## Exercise aim
Give back the entire listing exactly as it was provided.

►

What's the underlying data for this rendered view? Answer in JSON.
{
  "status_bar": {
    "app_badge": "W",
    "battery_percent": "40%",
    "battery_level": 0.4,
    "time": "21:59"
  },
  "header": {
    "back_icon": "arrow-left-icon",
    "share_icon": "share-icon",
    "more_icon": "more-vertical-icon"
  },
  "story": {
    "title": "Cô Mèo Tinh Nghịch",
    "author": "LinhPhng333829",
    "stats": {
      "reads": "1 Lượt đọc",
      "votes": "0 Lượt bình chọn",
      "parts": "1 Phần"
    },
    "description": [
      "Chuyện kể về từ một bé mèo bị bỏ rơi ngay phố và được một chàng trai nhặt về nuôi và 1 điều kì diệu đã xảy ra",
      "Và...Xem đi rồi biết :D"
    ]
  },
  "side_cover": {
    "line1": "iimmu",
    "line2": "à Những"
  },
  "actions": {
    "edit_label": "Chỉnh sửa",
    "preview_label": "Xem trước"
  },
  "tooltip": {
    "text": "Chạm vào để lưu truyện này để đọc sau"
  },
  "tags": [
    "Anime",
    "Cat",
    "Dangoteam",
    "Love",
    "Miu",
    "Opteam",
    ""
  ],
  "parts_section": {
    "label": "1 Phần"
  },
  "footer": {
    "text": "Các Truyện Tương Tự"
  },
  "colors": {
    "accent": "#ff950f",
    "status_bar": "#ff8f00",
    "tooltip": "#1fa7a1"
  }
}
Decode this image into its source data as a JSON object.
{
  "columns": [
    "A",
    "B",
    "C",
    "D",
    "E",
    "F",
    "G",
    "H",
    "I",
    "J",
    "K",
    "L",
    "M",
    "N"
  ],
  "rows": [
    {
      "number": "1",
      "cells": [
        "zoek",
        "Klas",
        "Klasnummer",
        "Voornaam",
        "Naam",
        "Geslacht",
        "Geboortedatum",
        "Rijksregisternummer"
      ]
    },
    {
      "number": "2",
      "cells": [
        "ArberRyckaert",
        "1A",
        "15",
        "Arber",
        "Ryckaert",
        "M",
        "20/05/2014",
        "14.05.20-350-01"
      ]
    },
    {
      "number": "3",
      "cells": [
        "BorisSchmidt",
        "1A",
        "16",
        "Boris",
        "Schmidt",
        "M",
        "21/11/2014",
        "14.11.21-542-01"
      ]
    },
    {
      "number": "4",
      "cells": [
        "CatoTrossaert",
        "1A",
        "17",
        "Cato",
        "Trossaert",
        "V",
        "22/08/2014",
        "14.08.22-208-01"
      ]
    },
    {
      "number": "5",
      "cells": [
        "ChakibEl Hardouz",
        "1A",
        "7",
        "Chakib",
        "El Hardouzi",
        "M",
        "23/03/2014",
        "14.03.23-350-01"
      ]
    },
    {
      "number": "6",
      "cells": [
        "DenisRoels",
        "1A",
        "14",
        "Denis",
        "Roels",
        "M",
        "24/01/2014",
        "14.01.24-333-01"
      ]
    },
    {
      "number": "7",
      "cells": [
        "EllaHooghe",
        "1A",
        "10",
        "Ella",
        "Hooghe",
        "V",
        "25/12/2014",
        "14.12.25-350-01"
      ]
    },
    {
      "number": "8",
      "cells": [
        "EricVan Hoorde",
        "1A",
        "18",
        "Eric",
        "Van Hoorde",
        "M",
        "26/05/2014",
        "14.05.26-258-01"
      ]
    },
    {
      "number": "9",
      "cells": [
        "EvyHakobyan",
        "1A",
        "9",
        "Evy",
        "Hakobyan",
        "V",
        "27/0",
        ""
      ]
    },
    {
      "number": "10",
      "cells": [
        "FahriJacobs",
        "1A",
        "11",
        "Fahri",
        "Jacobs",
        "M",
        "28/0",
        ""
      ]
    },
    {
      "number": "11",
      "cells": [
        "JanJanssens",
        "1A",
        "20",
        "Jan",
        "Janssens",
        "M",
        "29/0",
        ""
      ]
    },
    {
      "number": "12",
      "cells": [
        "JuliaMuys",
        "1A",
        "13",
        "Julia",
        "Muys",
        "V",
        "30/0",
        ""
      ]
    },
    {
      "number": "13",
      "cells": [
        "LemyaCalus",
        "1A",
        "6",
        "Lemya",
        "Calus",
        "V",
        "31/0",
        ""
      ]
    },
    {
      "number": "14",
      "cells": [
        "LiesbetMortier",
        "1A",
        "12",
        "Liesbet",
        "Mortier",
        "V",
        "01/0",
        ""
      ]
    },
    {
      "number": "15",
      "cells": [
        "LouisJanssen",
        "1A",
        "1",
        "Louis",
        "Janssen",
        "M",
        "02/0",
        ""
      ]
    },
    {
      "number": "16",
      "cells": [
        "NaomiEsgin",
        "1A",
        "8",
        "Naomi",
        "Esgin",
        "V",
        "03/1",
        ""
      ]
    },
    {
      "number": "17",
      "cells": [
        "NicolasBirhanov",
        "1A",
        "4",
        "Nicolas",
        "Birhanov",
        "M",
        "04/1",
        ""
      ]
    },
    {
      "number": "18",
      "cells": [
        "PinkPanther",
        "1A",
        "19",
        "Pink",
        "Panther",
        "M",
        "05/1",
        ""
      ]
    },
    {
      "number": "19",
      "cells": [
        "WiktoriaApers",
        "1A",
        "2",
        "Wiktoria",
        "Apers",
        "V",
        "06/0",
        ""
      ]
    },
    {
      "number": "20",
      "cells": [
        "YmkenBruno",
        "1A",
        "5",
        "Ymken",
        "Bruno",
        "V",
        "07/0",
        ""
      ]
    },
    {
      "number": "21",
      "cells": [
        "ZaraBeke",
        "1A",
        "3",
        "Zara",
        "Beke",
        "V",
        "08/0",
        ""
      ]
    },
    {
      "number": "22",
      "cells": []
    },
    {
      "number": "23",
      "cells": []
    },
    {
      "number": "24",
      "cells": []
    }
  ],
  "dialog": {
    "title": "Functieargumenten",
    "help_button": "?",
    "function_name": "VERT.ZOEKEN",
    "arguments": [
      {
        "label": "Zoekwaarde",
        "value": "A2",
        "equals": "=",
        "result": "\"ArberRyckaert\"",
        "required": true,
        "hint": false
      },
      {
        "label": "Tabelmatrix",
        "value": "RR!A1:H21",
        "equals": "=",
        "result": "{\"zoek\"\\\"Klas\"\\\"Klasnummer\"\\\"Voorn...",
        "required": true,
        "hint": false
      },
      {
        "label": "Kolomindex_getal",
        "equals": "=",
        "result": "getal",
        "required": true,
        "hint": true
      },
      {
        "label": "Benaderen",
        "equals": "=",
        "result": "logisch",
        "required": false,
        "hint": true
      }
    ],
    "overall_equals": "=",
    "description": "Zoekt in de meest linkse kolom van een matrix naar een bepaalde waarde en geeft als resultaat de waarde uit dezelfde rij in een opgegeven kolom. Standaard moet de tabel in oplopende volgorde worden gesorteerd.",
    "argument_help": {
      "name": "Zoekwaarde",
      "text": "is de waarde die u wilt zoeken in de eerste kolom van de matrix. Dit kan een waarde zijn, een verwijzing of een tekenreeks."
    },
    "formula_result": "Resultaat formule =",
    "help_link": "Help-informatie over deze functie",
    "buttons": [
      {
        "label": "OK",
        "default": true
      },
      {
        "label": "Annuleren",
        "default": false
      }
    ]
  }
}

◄

## Response area
What's the underlying data for this rendered view? Answer in JSON.
{
  "status_bar": {
    "app_badge": "W",
    "battery_percent": "40%",
    "battery_level": 0.4,
    "time": "21:59"
  },
  "header": {
    "back_icon": "arrow-left-icon",
    "share_icon": "share-icon",
    "more_icon": "more-vertical-icon"
  },
  "story": {
    "title": "Cô Mèo Tinh Nghịch",
    "author": "LinhPhng333829",
    "stats": {
      "reads": "1 Lượt đọc",
      "votes": "0 Lượt bình chọn",
      "parts": "1 Phần"
    },
    "description": [
      "Chuyện kể về từ một bé mèo bị bỏ rơi ngay phố và được một chàng trai nhặt về nuôi và 1 điều kì diệu đã xảy ra",
      "Và...Xem đi rồi biết :D"
    ]
  },
  "side_cover": {
    "line1": "iimmu",
    "line2": "à Những"
  },
  "actions": {
    "edit_label": "Chỉnh sửa",
    "preview_label": "Xem trước"
  },
  "tooltip": {
    "text": "Chạm vào để lưu truyện này để đọc sau"
  },
  "tags": [
    "Anime",
    "Cat",
    "Dangoteam",
    "Love",
    "Miu",
    "Opteam",
    ""
  ],
  "parts_section": {
    "label": "1 Phần"
  },
  "footer": {
    "text": "Các Truyện Tương Tự"
  },
  "colors": {
    "accent": "#ff950f",
    "status_bar": "#ff8f00",
    "tooltip": "#1fa7a1"
  }
}
Decode this image into its source data as a JSON object.
{
  "columns": [
    "A",
    "B",
    "C",
    "D",
    "E",
    "F",
    "G",
    "H",
    "I",
    "J",
    "K",
    "L",
    "M",
    "N"
  ],
  "rows": [
    {
      "number": "1",
      "cells": [
        "zoek",
        "Klas",
        "Klasnummer",
        "Voornaam",
        "Naam",
        "Geslacht",
        "Geboortedatum",
        "Rijksregisternummer"
      ]
    },
    {
      "number": "2",
      "cells": [
        "ArberRyckaert",
        "1A",
        "15",
        "Arber",
        "Ryckaert",
        "M",
        "20/05/2014",
        "14.05.20-350-01"
      ]
    },
    {
      "number": "3",
      "cells": [
        "BorisSchmidt",
        "1A",
        "16",
        "Boris",
        "Schmidt",
        "M",
        "21/11/2014",
        "14.11.21-542-01"
      ]
    },
    {
      "number": "4",
      "cells": [
        "CatoTrossaert",
        "1A",
        "17",
        "Cato",
        "Trossaert",
        "V",
        "22/08/2014",
        "14.08.22-208-01"
      ]
    },
    {
      "number": "5",
      "cells": [
        "ChakibEl Hardouz",
        "1A",
        "7",
        "Chakib",
        "El Hardouzi",
        "M",
        "23/03/2014",
        "14.03.23-350-01"
      ]
    },
    {
      "number": "6",
      "cells": [
        "DenisRoels",
        "1A",
        "14",
        "Denis",
        "Roels",
        "M",
        "24/01/2014",
        "14.01.24-333-01"
      ]
    },
    {
      "number": "7",
      "cells": [
        "EllaHooghe",
        "1A",
        "10",
        "Ella",
        "Hooghe",
        "V",
        "25/12/2014",
        "14.12.25-350-01"
      ]
    },
    {
      "number": "8",
      "cells": [
        "EricVan Hoorde",
        "1A",
        "18",
        "Eric",
        "Van Hoorde",
        "M",
        "26/05/2014",
        "14.05.26-258-01"
      ]
    },
    {
      "number": "9",
      "cells": [
        "EvyHakobyan",
        "1A",
        "9",
        "Evy",
        "Hakobyan",
        "V",
        "27/0",
        ""
      ]
    },
    {
      "number": "10",
      "cells": [
        "FahriJacobs",
        "1A",
        "11",
        "Fahri",
        "Jacobs",
        "M",
        "28/0",
        ""
      ]
    },
    {
      "number": "11",
      "cells": [
        "JanJanssens",
        "1A",
        "20",
        "Jan",
        "Janssens",
        "M",
        "29/0",
        ""
      ]
    },
    {
      "number": "12",
      "cells": [
        "JuliaMuys",
        "1A",
        "13",
        "Julia",
        "Muys",
        "V",
        "30/0",
        ""
      ]
    },
    {
      "number": "13",
      "cells": [
        "LemyaCalus",
        "1A",
        "6",
        "Lemya",
        "Calus",
        "V",
        "31/0",
        ""
      ]
    },
    {
      "number": "14",
      "cells": [
        "LiesbetMortier",
        "1A",
        "12",
        "Liesbet",
        "Mortier",
        "V",
        "01/0",
        ""
      ]
    },
    {
      "number": "15",
      "cells": [
        "LouisJanssen",
        "1A",
        "1",
        "Louis",
        "Janssen",
        "M",
        "02/0",
        ""
      ]
    },
    {
      "number": "16",
      "cells": [
        "NaomiEsgin",
        "1A",
        "8",
        "Naomi",
        "Esgin",
        "V",
        "03/1",
        ""
      ]
    },
    {
      "number": "17",
      "cells": [
        "NicolasBirhanov",
        "1A",
        "4",
        "Nicolas",
        "Birhanov",
        "M",
        "04/1",
        ""
      ]
    },
    {
      "number": "18",
      "cells": [
        "PinkPanther",
        "1A",
        "19",
        "Pink",
        "Panther",
        "M",
        "05/1",
        ""
      ]
    },
    {
      "number": "19",
      "cells": [
        "WiktoriaApers",
        "1A",
        "2",
        "Wiktoria",
        "Apers",
        "V",
        "06/0",
        ""
      ]
    },
    {
      "number": "20",
      "cells": [
        "YmkenBruno",
        "1A",
        "5",
        "Ymken",
        "Bruno",
        "V",
        "07/0",
        ""
      ]
    },
    {
      "number": "21",
      "cells": [
        "ZaraBeke",
        "1A",
        "3",
        "Zara",
        "Beke",
        "V",
        "08/0",
        ""
      ]
    },
    {
      "number": "22",
      "cells": []
    },
    {
      "number": "23",
      "cells": []
    },
    {
      "number": "24",
      "cells": []
    }
  ],
  "dialog": {
    "title": "Functieargumenten",
    "help_button": "?",
    "function_name": "VERT.ZOEKEN",
    "arguments": [
      {
        "label": "Zoekwaarde",
        "value": "A2",
        "equals": "=",
        "result": "\"ArberRyckaert\"",
        "required": true,
        "hint": false
      },
      {
        "label": "Tabelmatrix",
        "value": "RR!A1:H21",
        "equals": "=",
        "result": "{\"zoek\"\\\"Klas\"\\\"Klasnummer\"\\\"Voorn...",
        "required": true,
        "hint": false
      },
      {
        "label": "Kolomindex_getal",
        "equals": "=",
        "result": "getal",
        "required": true,
        "hint": true
      },
      {
        "label": "Benaderen",
        "equals": "=",
        "result": "logisch",
        "required": false,
        "hint": true
      }
    ],
    "overall_equals": "=",
    "description": "Zoekt in de meest linkse kolom van een matrix naar een bepaalde waarde en geeft als resultaat de waarde uit dezelfde rij in een opgegeven kolom. Standaard moet de tabel in oplopende volgorde worden gesorteerd.",
    "argument_help": {
      "name": "Zoekwaarde",
      "text": "is de waarde die u wilt zoeken in de eerste kolom van de matrix. Dit kan een waarde zijn, een verwijzing of een tekenreeks."
    },
    "formula_result": "Resultaat formule =",
    "help_link": "Help-informatie over deze functie",
    "buttons": [
      {
        "label": "OK",
        "default": true
      },
      {
        "label": "Annuleren",
        "default": false
      }
    ]
  }
}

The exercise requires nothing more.